Check each line of the entries below for the string "Users"; copy every line where it appears.

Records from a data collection
====================

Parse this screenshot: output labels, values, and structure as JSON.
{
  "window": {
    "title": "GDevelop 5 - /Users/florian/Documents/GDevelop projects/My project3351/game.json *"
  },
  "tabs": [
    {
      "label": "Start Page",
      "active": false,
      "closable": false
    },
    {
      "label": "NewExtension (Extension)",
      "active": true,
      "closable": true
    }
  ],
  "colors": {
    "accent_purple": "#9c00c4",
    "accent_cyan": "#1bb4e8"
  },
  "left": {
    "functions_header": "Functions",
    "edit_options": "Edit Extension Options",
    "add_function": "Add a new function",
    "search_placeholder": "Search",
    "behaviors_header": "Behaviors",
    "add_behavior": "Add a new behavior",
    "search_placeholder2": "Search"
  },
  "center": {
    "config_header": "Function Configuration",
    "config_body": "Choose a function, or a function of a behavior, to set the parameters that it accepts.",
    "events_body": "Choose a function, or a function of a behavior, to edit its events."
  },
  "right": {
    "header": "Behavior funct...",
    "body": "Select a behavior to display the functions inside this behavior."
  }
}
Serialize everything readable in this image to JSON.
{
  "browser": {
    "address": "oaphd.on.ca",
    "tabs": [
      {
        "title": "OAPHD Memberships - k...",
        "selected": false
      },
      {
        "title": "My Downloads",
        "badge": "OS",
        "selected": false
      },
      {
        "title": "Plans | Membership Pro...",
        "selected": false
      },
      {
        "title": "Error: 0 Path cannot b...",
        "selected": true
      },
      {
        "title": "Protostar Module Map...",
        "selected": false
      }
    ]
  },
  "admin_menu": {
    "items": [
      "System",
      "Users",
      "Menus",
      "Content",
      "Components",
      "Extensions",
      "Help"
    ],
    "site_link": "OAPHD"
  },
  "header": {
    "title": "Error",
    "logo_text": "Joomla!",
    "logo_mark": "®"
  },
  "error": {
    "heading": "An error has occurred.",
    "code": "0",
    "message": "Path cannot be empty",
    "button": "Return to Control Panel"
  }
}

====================

THE COMPLETED TASK:
    "title": "GDevelop 5 - /Users/florian/Documents/GDevelop projects/My project3351/game.json *"
      "Users",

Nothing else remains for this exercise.